On the other side of the same coin, Cooper Clarke hails his work, Nine Line Valentine, for black-spiced rum brand Kraken, released ahead of Valentine’s Day this year, as “a superb romantic poem”, which wouldn’t exist without a brief.

“I wouldn’t have written the motherfucker if it hadn’t been for the commission, someone offering me thousands of pounds,” he declares. “The title alone, I should be thanking them.”

Whether it’s standing in as the foil to the Honey Monster or plugging Coca-Cola, Cooper Clarke maintains that advertising and spoken word have had a symbiotic relationship for decades, moving past the velvet ditch of purpose-led poetry to create art at its best.

“Selling your morality – what kind of nonsense is that? I’m sure William Hogarth would’ve done gin ads if the price was right,” he declares. “It’s like Andy Warhol never existed.”

Cooper Clarke continues: “If you offered George the Poet, or anybody in their right mind, a good purse to apply their skills to writing a memorable advertising jingle – who wouldn’t? I’d do it for fun.”

A sucker for small-screen entertainment, the punk-poet laureate claims he genuinely looks forward to seeing ads such as Moneysupermarket’s “Money calm bull” and Snoop Dogg’s bass-heavy verses for Just Eat – both of which launched during lockdown, although they were planned before Covid-19.

Cooper Clarke admits he has found some aspects of lockdown difficult personally but he has loved the joyful nature of the Just Eat spot, which stars Snoop, rapping about the joys of food delivery.

“It’s the gold standard – that motherfucker,” he says of Snoop’s effort. “He’s gone right up in my estimations. From one guy to another, Snoop, mazel tov.”

With an endorsement like that, expect more brands to embrace the spoken word.

There was a young man from Greece... poets through the ages

Clockwise from top left: Homer, Sappho, Dante, Maya Angelou, Allen Ginsberg and Elizabeth Barrett Browning

Homer Somewhere between 12th and 8th centuries BC

Presumed author of the Iliad and the Odyssey, Homer, as an oral poet, was one of the first known spoken word performers.

Sappho c. 630-570 BC

Once described by an ancient Greek theologian as "a sex-crazed whore who sings of her own wantonness", Sappho has grown to become a queer icon for her sensual descriptions of women.

William IX, Duke of Aquitaine 1071-1127

William "The Troubadour" wrote about love, sex and politics, and was excommunicated by the Catholic church twice for a string of conquest-based "misdemeanours".

Dante Alighieri 1265-1321

Poet, politician and soldier, Dante brought readers through the nine circles of hell in Inferno.

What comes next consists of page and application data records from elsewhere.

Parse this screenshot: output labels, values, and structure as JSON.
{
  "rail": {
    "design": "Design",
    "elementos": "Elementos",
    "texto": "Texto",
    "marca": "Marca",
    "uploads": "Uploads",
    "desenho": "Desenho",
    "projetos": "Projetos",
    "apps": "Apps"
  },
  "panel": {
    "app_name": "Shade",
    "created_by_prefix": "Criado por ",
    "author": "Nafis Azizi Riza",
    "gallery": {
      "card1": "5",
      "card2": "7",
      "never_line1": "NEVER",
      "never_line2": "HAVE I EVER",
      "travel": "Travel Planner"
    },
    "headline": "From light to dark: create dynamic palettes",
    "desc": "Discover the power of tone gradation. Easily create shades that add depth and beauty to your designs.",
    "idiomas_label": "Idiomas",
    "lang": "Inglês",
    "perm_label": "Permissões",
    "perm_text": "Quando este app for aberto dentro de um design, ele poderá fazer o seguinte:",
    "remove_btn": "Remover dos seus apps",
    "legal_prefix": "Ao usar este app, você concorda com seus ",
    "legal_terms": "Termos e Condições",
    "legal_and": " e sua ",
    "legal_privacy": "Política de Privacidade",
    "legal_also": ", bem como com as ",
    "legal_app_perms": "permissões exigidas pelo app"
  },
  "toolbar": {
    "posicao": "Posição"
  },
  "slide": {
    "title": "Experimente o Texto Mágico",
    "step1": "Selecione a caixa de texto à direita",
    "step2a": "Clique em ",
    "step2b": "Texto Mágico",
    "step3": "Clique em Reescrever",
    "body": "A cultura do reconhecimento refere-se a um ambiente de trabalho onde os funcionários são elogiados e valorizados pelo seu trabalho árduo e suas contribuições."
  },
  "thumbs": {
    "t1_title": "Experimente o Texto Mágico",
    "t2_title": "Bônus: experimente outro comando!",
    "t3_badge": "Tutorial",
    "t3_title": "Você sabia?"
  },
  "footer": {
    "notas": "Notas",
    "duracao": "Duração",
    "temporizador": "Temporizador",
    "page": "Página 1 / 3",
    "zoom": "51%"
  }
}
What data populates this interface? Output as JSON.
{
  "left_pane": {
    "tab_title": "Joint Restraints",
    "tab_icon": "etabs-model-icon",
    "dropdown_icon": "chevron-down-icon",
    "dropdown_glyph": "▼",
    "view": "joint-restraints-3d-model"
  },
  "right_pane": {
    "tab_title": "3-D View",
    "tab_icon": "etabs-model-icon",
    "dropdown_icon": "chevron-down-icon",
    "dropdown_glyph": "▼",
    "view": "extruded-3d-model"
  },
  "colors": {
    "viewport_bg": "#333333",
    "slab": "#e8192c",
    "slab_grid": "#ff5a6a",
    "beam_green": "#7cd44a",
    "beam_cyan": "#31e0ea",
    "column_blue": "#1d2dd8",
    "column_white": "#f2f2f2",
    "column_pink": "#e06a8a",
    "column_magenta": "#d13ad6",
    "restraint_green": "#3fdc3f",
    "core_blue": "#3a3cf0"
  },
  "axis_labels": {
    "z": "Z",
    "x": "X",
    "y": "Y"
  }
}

He was excommunicated from Florence for political corruption but eventually pardoned by the city in 2008.

Geoffrey Chaucer 1343-1400

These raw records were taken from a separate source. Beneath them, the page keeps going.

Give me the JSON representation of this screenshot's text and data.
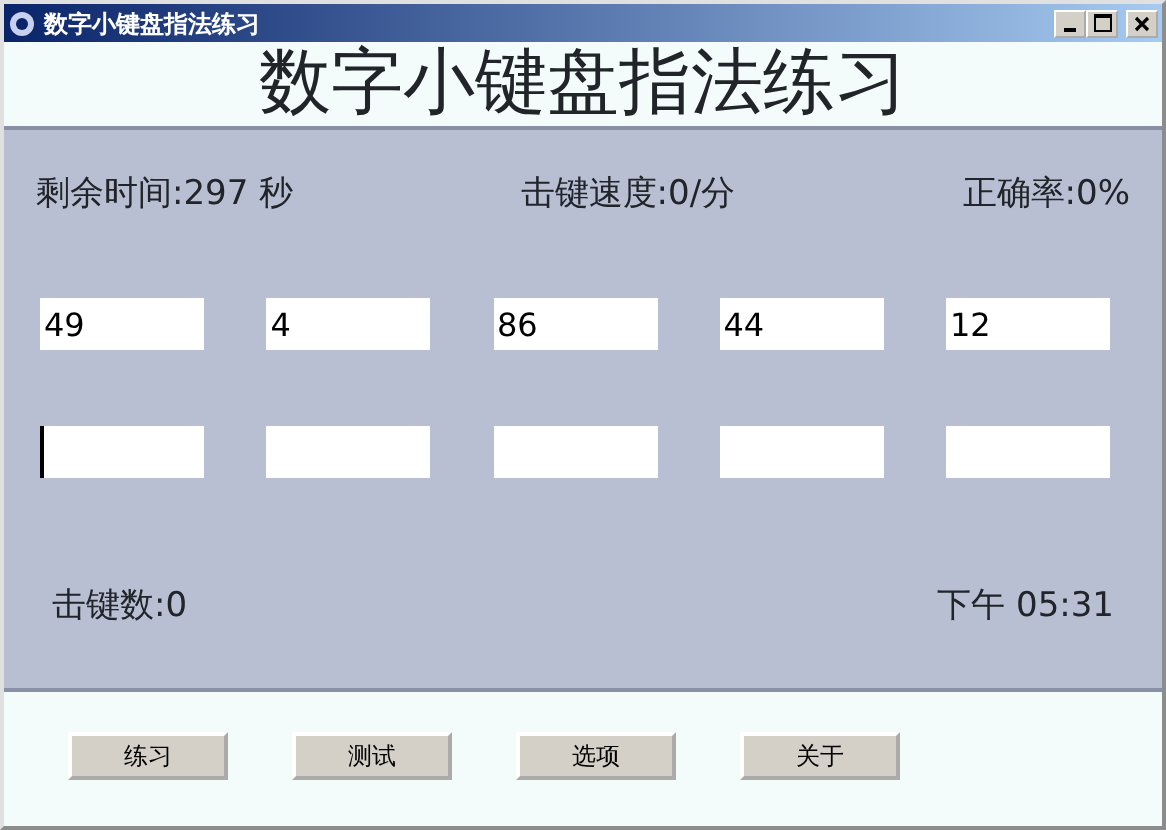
{
  "window": {
    "title": "数字小键盘指法练习"
  },
  "heading": "数字小键盘指法练习",
  "stats": [
    {
      "label": "剩余时间:297 秒"
    },
    {
      "label": "击键速度:0/分"
    },
    {
      "label": "正确率:0%"
    }
  ],
  "prompts": [
    "49",
    "4",
    "86",
    "44",
    "12"
  ],
  "answers": [
    {
      "focused": true
    },
    {
      "focused": false
    },
    {
      "focused": false
    },
    {
      "focused": false
    },
    {
      "focused": false
    }
  ],
  "keystrokes": "击键数:0",
  "clock": "下午 05:31",
  "buttons": [
    "练习",
    "测试",
    "选项",
    "关于"
  ]
}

The "father of English poetry", Chaucer is best known for his rich characters in The Canterbury Tales, which are written in Middle English vernacular.

William Shakespeare 1564-1616

Shakespeare's plays and sonnets have been an inspiration to writers and performers for four centuries.

Mirabai 1598-1646

Born a princess in Rajasthan, India, Mirabai was known to enter a trance while singing bhajans (hymns) – her family reportedly tried to kill her twice for her religious ties. Mirabai's works are still performed today.

Elizabeth Barrett Browning

Barrett Browning's work on social injustices has had more posthumous impact than that of her husband, fellow writer Robert Browning. She was the first woman to be considered for poet laureate.

Allen Ginsberg 1926-1997

While studying at Columbia University, Ginsberg befriended fellow Beat Generation writers William Burroughs and Jack Kerouac. He reportedly took drugs before composing his beat poetry.

Maya Angelou 1951-2014

Angelou started out as a dancer and was a civil-rights activist, composer and Hollywood's first female black director. Her poetic work earned her the Presidential Medal of Freedom in 2010.

Rupi Kaur b.1992

Regarded as "queen of the Instapoets", Kaur wrote and illustrated her self-published book Milk and Honey at the age of 21. It has since sold more than eight million copies.

Images: Getty Images/Universal History Archive/Bettman/Sepia Times/UniversalImagesGroup/Martin Godwin